Like many people these days, I spend an extra-ordinary amount of time sitting in front of my computer in my home office and often wonder if sitting is the new smoking as seen in many headlines. According to the Heart Foundation, over 25% of American adults sit for more than 8 hours every day and as much as 80% of the population will experience back pain at some point in their lives according to the American Chiropractic Association.

To overcome the negative side effects of too much sitting, the Heart Foundation recommends sitting with good posture. To address this issue, I have recently purchased a gaming chair which is a significant improvement over my previous office chair and not terribly expensive. The features that I have found most useful in a gaming chair for office use are:

  • Adjustable lumbar support
  • Adjustable neck support
  • Forward and backward tilt of the backrest
  • Adjustable seat height

There is one issue that I have with the gaming chair that I purchased: the faux leather covering does make me feel overly warm if I sit for long periods of time. It turns out that this may be a benefit as the Heart Foundation also recommends getting up every hour and moving about by walking around and stretching.

In the home office, you are not restricted to doing exercises and stretches at your desk as you would be in a work office. You can set up a yoga mat behind your home office desk if you have a hard floor surface or do exercises on a carpeted floor to avoid hurting your knees.

I do the following exercises and stretches mid-morning to help break up sitting all day.
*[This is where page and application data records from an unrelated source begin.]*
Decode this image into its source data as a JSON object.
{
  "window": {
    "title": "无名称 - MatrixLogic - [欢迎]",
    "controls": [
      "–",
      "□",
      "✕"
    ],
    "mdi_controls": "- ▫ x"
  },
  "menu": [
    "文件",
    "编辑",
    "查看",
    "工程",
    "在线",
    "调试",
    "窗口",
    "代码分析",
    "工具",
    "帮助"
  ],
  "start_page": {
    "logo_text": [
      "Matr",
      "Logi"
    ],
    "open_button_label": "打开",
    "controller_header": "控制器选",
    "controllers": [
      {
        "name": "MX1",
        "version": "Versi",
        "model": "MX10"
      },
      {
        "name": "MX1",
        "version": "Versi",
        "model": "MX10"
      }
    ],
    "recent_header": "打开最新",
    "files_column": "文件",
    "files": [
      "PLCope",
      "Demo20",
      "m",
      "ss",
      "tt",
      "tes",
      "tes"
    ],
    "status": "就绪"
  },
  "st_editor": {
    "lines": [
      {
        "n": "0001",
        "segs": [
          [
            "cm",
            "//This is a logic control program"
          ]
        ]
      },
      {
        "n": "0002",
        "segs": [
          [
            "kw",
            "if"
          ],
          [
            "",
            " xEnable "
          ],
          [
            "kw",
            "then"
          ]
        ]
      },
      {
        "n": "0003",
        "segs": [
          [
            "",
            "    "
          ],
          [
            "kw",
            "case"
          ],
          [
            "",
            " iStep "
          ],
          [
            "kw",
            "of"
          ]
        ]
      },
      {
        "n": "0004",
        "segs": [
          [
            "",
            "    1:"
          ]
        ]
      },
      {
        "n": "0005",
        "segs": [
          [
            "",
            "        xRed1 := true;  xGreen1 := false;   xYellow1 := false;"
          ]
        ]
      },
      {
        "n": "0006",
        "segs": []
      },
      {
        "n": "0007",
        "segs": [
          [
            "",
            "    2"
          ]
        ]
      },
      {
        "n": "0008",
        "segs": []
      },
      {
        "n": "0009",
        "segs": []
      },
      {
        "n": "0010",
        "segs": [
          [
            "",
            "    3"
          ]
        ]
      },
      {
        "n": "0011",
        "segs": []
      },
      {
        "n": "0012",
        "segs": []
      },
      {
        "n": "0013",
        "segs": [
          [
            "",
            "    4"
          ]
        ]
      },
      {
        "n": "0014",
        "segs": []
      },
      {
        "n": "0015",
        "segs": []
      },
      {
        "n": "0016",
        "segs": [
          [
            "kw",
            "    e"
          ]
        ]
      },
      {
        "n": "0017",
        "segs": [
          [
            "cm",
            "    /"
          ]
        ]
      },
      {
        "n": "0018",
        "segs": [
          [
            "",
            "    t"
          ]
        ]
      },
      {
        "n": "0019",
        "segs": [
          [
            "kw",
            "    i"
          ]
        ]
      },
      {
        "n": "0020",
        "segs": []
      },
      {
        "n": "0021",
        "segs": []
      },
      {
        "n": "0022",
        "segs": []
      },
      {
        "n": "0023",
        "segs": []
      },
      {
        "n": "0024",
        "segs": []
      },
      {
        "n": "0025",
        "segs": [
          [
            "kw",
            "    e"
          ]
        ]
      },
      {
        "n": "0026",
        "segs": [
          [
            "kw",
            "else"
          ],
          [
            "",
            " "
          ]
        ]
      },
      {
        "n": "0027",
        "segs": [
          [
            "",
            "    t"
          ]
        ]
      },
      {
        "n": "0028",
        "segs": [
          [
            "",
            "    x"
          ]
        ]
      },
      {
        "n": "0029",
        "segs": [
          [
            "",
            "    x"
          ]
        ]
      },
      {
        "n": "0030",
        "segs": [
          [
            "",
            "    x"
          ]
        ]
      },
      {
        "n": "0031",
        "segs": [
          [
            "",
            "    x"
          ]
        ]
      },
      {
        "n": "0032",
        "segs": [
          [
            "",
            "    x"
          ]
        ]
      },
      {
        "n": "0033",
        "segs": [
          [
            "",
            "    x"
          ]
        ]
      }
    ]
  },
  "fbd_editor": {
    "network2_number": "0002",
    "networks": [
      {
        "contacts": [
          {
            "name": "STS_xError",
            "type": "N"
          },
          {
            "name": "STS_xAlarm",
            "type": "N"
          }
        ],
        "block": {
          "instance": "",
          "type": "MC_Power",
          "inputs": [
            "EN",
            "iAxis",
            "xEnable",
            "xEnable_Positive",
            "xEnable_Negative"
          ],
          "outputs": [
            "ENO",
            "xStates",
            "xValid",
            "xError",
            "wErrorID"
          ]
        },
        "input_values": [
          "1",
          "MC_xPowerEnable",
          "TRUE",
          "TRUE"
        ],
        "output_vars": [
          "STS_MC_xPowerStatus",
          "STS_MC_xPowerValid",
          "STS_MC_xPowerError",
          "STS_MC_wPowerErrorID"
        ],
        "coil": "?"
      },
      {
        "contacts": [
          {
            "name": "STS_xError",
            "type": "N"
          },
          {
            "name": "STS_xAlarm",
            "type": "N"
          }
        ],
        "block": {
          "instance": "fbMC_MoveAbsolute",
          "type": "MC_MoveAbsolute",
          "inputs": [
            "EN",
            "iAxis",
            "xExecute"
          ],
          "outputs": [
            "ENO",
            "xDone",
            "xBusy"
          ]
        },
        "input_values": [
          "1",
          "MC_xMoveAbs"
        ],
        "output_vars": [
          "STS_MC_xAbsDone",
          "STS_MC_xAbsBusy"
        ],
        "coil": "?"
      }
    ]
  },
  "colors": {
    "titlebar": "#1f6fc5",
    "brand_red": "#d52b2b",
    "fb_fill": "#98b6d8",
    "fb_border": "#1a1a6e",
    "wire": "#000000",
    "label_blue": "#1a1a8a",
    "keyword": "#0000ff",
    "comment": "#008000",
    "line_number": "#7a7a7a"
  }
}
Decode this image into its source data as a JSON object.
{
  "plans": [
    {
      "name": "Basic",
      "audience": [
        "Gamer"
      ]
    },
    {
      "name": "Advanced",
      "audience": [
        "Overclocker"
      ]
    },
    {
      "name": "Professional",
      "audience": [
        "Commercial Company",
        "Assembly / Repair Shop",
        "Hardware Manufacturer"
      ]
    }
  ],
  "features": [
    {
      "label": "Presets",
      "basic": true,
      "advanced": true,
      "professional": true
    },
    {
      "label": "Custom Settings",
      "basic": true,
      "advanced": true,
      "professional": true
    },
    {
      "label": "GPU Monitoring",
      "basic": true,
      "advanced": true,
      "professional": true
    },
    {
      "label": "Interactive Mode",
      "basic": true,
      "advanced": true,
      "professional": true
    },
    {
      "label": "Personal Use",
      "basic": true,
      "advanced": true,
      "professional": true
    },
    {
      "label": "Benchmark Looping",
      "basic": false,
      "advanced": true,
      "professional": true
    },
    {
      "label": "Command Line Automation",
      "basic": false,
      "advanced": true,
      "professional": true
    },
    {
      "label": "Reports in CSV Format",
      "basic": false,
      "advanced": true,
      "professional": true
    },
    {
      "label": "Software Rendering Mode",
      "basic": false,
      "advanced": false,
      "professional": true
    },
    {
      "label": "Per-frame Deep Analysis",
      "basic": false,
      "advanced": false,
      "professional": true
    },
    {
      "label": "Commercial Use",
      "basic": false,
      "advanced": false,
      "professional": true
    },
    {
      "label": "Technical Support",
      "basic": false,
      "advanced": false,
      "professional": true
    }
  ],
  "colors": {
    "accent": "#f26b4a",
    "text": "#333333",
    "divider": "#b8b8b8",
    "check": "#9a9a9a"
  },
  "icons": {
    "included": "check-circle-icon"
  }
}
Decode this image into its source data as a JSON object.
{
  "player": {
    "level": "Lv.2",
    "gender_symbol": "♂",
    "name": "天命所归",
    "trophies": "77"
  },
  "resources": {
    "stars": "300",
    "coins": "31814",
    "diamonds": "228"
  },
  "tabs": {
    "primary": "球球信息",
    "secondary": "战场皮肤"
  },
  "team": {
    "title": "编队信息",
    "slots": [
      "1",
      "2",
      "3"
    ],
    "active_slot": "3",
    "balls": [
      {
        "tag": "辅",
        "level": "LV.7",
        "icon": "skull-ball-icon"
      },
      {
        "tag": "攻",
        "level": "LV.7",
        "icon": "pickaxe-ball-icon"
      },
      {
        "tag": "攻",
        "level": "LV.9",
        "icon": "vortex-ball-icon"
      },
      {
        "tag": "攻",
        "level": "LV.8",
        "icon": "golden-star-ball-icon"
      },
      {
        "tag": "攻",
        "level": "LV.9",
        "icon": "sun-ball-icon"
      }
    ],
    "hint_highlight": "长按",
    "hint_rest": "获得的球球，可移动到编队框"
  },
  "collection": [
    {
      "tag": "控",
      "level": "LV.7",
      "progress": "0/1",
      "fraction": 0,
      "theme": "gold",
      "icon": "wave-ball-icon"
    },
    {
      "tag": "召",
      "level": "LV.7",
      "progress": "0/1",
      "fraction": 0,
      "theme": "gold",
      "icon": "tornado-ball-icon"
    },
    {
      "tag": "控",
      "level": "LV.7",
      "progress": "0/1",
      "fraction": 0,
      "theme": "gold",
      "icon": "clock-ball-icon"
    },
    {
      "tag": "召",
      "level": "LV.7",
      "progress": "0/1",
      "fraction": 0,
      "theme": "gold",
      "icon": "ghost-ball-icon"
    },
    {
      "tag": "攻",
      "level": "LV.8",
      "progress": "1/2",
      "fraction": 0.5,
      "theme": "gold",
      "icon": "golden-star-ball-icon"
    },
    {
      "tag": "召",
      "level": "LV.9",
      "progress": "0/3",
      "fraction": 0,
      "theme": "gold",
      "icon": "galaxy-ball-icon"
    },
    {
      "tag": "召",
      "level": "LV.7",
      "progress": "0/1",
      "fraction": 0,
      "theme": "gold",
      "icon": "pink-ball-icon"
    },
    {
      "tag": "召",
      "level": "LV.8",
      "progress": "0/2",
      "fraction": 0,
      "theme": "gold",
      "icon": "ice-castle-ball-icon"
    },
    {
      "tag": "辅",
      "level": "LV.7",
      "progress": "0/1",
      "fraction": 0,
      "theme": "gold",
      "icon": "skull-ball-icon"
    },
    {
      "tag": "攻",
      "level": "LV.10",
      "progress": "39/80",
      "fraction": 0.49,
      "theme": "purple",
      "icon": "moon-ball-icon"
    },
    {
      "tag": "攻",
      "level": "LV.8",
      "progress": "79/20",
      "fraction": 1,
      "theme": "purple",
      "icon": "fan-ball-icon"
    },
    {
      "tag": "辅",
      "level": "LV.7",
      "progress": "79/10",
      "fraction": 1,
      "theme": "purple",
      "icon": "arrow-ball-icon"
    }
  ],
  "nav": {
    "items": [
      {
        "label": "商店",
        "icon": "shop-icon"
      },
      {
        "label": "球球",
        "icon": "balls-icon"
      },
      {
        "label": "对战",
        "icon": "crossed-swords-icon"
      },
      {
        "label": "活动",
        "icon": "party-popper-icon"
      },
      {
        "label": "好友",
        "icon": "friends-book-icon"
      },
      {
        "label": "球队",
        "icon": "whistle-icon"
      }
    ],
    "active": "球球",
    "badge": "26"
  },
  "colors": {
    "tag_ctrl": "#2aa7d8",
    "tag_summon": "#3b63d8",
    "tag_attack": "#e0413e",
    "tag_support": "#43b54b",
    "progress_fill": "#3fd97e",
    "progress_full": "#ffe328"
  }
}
  • Dead Bug: Lie on your back with your arms extended in front of you as if you are reaching for the ceiling. Bend your hips to 90 degrees then bend your knees to 90 degrees. Flatten your back onto the floor, rotating your pelvis up. Tighten your abdominal muscles. Extend one leg, straightening the knee and hip to drop the leg just above the ground. Simultaneously drop the opposite arm above your head just above the ground. Make sure to keep your back flat on the floor. Return to the starting position. Repeat with the opposite side.

Why I like the Dead Bug exercise: The Dead Bug is very much like an inverted Bird Dog exercise which is recommended by Stuart McGill, Ph.D., head of the spine biomechanics laboratory at the University of Waterloo in Canada. I find that being able to feel my lower back against the floor in the Dead Bug position forces me to keep my back in proper position and to keep my core tight during the exercise.

Deadbug Start Deadbug Hold Deadbug Recovery

  • Press Up: Lie flat on your stomach while placing your hands next to your shoulders. Push up as far as you can go with your arms, while letting your back sag and relax. Keep buttocks relaxed. Hold. Return to starting position.

PressUp StartPressUp Hold

  • Child Pose: Position yourself on your hands and knees, with arms shoulder width apart and knees together. Lean back bringing your buttocks to rest on your heels while keeping your hands out in front of you and head relaxed between your shoulders, hold. Return to starting position.

ChildPose Start ChildPose Hold

You will be able to find these exercises in both our online exercise prescription service, PT-Connect, and our personal exercise mobile app, PT-Helper Pro.

Reminder: Please consult your physician or health professional before engaging in any physical activity and stop if you experience pain or discomfort.

Sharing is caring